RECORDED DATA:
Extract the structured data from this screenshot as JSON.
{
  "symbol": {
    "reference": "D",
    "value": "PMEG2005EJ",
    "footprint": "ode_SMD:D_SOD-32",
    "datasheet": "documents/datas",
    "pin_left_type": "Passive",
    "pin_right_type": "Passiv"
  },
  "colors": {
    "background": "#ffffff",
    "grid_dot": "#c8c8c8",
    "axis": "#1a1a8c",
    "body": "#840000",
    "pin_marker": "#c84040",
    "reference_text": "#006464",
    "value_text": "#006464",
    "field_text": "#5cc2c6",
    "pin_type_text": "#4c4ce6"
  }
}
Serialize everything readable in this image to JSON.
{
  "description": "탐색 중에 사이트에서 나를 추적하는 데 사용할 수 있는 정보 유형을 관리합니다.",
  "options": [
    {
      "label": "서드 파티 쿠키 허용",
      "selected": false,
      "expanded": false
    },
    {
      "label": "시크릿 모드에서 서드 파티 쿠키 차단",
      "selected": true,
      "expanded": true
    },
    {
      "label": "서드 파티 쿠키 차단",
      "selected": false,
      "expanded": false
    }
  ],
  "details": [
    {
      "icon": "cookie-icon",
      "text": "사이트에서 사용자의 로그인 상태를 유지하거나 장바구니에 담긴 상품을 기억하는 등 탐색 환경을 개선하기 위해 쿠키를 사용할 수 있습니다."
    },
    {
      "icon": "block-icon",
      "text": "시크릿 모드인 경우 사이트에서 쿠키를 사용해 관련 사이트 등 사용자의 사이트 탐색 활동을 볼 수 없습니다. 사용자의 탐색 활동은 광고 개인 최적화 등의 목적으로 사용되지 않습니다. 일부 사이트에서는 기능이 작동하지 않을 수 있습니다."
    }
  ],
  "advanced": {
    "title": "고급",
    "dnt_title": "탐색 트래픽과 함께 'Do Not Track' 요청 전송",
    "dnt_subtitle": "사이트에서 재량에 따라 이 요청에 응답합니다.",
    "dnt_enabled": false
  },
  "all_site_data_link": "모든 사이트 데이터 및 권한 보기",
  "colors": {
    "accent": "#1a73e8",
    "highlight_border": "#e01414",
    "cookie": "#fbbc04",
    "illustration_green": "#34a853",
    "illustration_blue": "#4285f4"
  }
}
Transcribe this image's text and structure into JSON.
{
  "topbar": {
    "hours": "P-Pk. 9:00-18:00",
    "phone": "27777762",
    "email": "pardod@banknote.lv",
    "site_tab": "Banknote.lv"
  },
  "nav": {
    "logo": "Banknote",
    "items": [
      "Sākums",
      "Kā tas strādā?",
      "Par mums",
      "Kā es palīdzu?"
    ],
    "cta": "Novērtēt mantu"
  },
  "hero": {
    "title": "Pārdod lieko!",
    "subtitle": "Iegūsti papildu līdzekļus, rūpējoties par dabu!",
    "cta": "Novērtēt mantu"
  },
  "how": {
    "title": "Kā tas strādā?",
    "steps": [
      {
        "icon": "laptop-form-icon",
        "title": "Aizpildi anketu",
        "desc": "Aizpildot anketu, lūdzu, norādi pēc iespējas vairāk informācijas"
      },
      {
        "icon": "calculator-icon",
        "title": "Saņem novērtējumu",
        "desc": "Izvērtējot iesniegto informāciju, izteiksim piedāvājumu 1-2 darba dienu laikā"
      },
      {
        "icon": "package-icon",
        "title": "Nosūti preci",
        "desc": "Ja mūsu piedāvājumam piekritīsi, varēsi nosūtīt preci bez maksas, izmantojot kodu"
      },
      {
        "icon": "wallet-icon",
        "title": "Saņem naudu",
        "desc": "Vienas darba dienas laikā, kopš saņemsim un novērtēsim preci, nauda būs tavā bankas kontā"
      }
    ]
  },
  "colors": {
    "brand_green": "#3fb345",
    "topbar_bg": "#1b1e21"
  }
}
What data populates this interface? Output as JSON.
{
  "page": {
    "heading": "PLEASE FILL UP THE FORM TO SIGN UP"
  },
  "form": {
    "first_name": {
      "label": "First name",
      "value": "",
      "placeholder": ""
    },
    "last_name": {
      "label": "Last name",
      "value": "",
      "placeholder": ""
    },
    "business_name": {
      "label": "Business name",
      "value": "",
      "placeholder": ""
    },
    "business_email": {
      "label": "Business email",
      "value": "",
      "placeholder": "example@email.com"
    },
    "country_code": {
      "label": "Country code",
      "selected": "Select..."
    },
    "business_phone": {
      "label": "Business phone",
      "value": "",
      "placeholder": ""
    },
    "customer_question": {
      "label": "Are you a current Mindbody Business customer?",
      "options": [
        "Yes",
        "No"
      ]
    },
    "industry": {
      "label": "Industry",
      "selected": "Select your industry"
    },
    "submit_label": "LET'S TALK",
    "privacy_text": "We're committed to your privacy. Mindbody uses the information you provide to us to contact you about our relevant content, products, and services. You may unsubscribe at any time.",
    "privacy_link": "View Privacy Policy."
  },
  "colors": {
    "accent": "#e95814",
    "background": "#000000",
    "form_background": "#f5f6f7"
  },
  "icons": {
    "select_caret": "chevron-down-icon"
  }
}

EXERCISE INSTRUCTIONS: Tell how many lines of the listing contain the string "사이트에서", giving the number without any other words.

THE COMPLETED TASK: 4